The answer lies in the word “moreh.”  The Torah here is teaching us that if somebody not only acts wrongly, but has turned his wrongdoing into an ideology, and has become a “teacher,” prepared to defend and even encourage such misconduct, then he will not change.  Of course, the Torah believes in the spark of holiness within each person which is never extinguished, which can always be ignited, and which always ensures a sinner’s ability to change course.  But this spark will never be ignited if the sinner resists.   A person who feels certain and confident about himself cannot change, because he will not allow himself to change.  The problem with the ben sorer umoreh, then, is not that he’s sorer, that he commits terrible crimes, but that he is also moreh, an adherent of a sinful ideology that sees his crimes as virtuous. 


A Time for Humble Reassessment 


Returning to Elul, I believe we miss the mark if we focus during this month only on the faults and flaws which we are already aware of, the areas of life in which we know we need to improve, and in which we have been trying to improve.  Please don’t get me wrong – this is certainly part of the process, and an important part of the process: strengthening our resolve and determination to break our bad habits and making the changes we know we need to change.  But this is only part of the Elul experience. 


The other part is far more difficult, but no less vital.  We need to challenge our assumptions about ourselves and our behavior.  We need to humbly reassess not only our behavior, but our ideas about what behavior is acceptable and which isn’t acceptable.  We need to question our basic premises about what is right and what isn’t.  If we don’t challenge ourselves this way, and we continue to be “teachers,” stubbornly adhering to our presumptions, then we cannot change. 

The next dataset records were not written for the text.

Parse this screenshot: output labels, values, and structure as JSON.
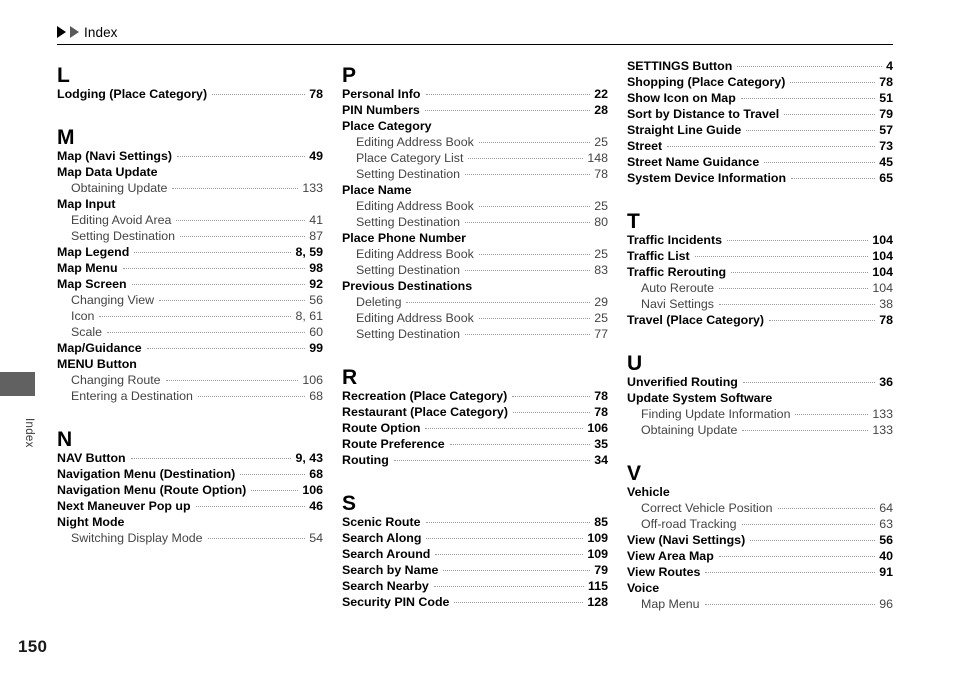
{
  "header": {
    "title": "Index",
    "arrow_icon_1": "triangle-right-icon",
    "arrow_icon_2": "triangle-right-icon"
  },
  "side_tab": {
    "label": "Index"
  },
  "footer": {
    "page_number": "150"
  },
  "columns": [
    {
      "id": "column-1",
      "sections": [
        {
          "letter": "L",
          "entries": [
            {
              "level": "main",
              "label": "Lodging (Place Category)",
              "page": "78"
            }
          ]
        },
        {
          "letter": "M",
          "entries": [
            {
              "level": "main",
              "label": "Map (Navi Settings)",
              "page": "49"
            },
            {
              "level": "main",
              "label": "Map Data Update",
              "page": ""
            },
            {
              "level": "sub",
              "label": "Obtaining Update",
              "page": "133"
            },
            {
              "level": "main",
              "label": "Map Input",
              "page": ""
            },
            {
              "level": "sub",
              "label": "Editing Avoid Area",
              "page": "41"
            },
            {
              "level": "sub",
              "label": "Setting Destination",
              "page": "87"
            },
            {
              "level": "main",
              "label": "Map Legend",
              "page": "8, 59"
            },
            {
              "level": "main",
              "label": "Map Menu",
              "page": "98"
            },
            {
              "level": "main",
              "label": "Map Screen",
              "page": "92"
            },
            {
              "level": "sub",
              "label": "Changing View",
              "page": "56"
            },
            {
              "level": "sub",
              "label": "Icon",
              "page": "8, 61"
            },
            {
              "level": "sub",
              "label": "Scale",
              "page": "60"
            },
            {
              "level": "main",
              "label": "Map/Guidance",
              "page": "99"
            },
            {
              "level": "main",
              "label": "MENU Button",
              "page": ""
            },
            {
              "level": "sub",
              "label": "Changing Route",
              "page": "106"
            },
            {
              "level": "sub",
              "label": "Entering a Destination",
              "page": "68"
            }
          ]
        },
        {
          "letter": "N",
          "entries": [
            {
              "level": "main",
              "label": "NAV Button",
              "page": "9, 43"
            },
            {
              "level": "main",
              "label": "Navigation Menu (Destination)",
              "page": "68"
            },
            {
              "level": "main",
              "label": "Navigation Menu (Route Option)",
              "page": "106"
            },
            {
              "level": "main",
              "label": "Next Maneuver Pop up",
              "page": "46"
            },
            {
              "level": "main",
              "label": "Night Mode",
              "page": ""
            },
            {
              "level": "sub",
              "label": "Switching Display Mode",
              "page": "54"
            }
          ]
        }
      ]
    },
    {
      "id": "column-2",
      "sections": [
        {
          "letter": "P",
          "entries": [
            {
              "level": "main",
              "label": "Personal Info",
              "page": "22"
            },
            {
              "level": "main",
              "label": "PIN Numbers",
              "page": "28"
            },
            {
              "level": "main",
              "label": "Place Category",
              "page": ""
            },
            {
              "level": "sub",
              "label": "Editing Address Book",
              "page": "25"
            },
            {
              "level": "sub",
              "label": "Place Category List",
              "page": "148"
            },
            {
              "level": "sub",
              "label": "Setting Destination",
              "page": "78"
            },
            {
              "level": "main",
              "label": "Place Name",
              "page": ""
            },
            {
              "level": "sub",
              "label": "Editing Address Book",
              "page": "25"
            },
            {
              "level": "sub",
              "label": "Setting Destination",
              "page": "80"
            },
            {
              "level": "main",
              "label": "Place Phone Number",
              "page": ""
            },
            {
              "level": "sub",
              "label": "Editing Address Book",
              "page": "25"
            },
            {
              "level": "sub",
              "label": "Setting Destination",
              "page": "83"
            },
            {
              "level": "main",
              "label": "Previous Destinations",
              "page": ""
            },
            {
              "level": "sub",
              "label": "Deleting",
              "page": "29"
            },
            {
              "level": "sub",
              "label": "Editing Address Book",
              "page": "25"
            },
            {
              "level": "sub",
              "label": "Setting Destination",
              "page": "77"
            }
          ]
        },
        {
          "letter": "R",
          "entries": [
            {
              "level": "main",
              "label": "Recreation (Place Category)",
              "page": "78"
            },
            {
              "level": "main",
              "label": "Restaurant (Place Category)",
              "page": "78"
            },
            {
              "level": "main",
              "label": "Route Option",
              "page": "106"
            },
            {
              "level": "main",
              "label": "Route Preference",
              "page": "35"
            },
            {
              "level": "main",
              "label": "Routing",
              "page": "34"
            }
          ]
        },
        {
          "letter": "S",
          "entries": [
            {
              "level": "main",
              "label": "Scenic Route",
              "page": "85"
            },
            {
              "level": "main",
              "label": "Search Along",
              "page": "109"
            },
            {
              "level": "main",
              "label": "Search Around",
              "page": "109"
            },
            {
              "level": "main",
              "label": "Search by Name",
              "page": "79"
            },
            {
              "level": "main",
              "label": "Search Nearby",
              "page": "115"
            },
            {
              "level": "main",
              "label": "Security PIN Code",
              "page": "128"
            }
          ]
        }
      ]
    },
    {
      "id": "column-3",
      "sections": [
        {
          "letter": "",
          "entries": [
            {
              "level": "main",
              "label": "SETTINGS Button",
              "page": "4"
            },
            {
              "level": "main",
              "label": "Shopping (Place Category)",
              "page": "78"
            },
            {
              "level": "main",
              "label": "Show Icon on Map",
              "page": "51"
            },
            {
              "level": "main",
              "label": "Sort by Distance to Travel",
              "page": "79"
            },
            {
              "level": "main",
              "label": "Straight Line Guide",
              "page": "57"
            },
            {
              "level": "main",
              "label": "Street",
              "page": "73"
            },
            {
              "level": "main",
              "label": "Street Name Guidance",
              "page": "45"
            },
            {
              "level": "main",
              "label": "System Device Information",
              "page": "65"
            }
          ]
        },
        {
          "letter": "T",
          "entries": [
            {
              "level": "main",
              "label": "Traffic Incidents",
              "page": "104"
            },
            {
              "level": "main",
              "label": "Traffic List",
              "page": "104"
            },
            {
              "level": "main",
              "label": "Traffic Rerouting",
              "page": "104"
            },
            {
              "level": "sub",
              "label": "Auto Reroute",
              "page": "104"
            },
            {
              "level": "sub",
              "label": "Navi Settings",
              "page": "38"
            },
            {
              "level": "main",
              "label": "Travel (Place Category)",
              "page": "78"
            }
          ]
        },
        {
          "letter": "U",
          "entries": [
            {
              "level": "main",
              "label": "Unverified Routing",
              "page": "36"
            },
            {
              "level": "main",
              "label": "Update System Software",
              "page": ""
            },
            {
              "level": "sub",
              "label": "Finding Update Information",
              "page": "133"
            },
            {
              "level": "sub",
              "label": "Obtaining Update",
              "page": "133"
            }
          ]
        },
        {
          "letter": "V",
          "entries": [
            {
              "level": "main",
              "label": "Vehicle",
              "page": ""
            },
            {
              "level": "sub",
              "label": "Correct Vehicle Position",
              "page": "64"
            },
            {
              "level": "sub",
              "label": "Off-road Tracking",
              "page": "63"
            },
            {
              "level": "main",
              "label": "View (Navi Settings)",
              "page": "56"
            },
            {
              "level": "main",
              "label": "View Area Map",
              "page": "40"
            },
            {
              "level": "main",
              "label": "View Routes",
              "page": "91"
            },
            {
              "level": "main",
              "label": "Voice",
              "page": ""
            },
            {
              "level": "sub",
              "label": "Map Menu",
              "page": "96"
            }
          ]
        }
      ]
    }
  ]
}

This is a very uncomfortable exercise, which is probably why many people neglect it.  This exercise involves raising the possibility that things we’ve always assumed to be correct are actually wrong, and that things we’ve always assumed to be wrong are actually correct.  It means thinking about the times when a peer suggested that we acted improperly, and we defended ourselves – and considering if maybe the criticism was actually correct.  It means thinking about the time when we heard a rabbi speak about a certain religious obligation, and we defended our laxity in regard to that requirement – and considering if perhaps our defense was misguided.  It means thinking about the fight we had with a family member, neighbor, friend or business associate, vehemently insisting that we were right – and considering if perhaps we weren’t. 


To put it succinctly, addressing the “sorer” elements of our character is relatively easy, but addressing the “moreh” elements is far more challenging.  Once we are already aware of a flaw, we can overcome it with patience, persistence, and belief in the sacred spark and divine spirit within us.  The greater challenge is to change our perspective on our behavior, to humbly acknowledge that we saw things incorrectly, that we’ve foolishly defended our “wayward” conduct, that we’ve succeeded in deceiving ourselves into thinking we were right when we were actually wrong.  This is the true Elul challenge. 


Let us all try to approach Elul this year with genuine humility, with an open mind, with a willingness to honestly reassess our behavior, and to acknowledge that we sometimes get it wrong.  And the way we open our mind is to recognize that, as frail human beings, there is no shame in being “sorer,” in making mistakes, in getting things wrong.  This is part of life.  Everybody makes mistakes, because we are all human.  Once we accept our human frailty, we will feel less discomfort in reevaluating, reconsidering, rethinking and reexamining our behavior.  We will then be able to meet the Elul challenge, so we can begin the new year ready to open a new page and achieve all that we are capable of achieving.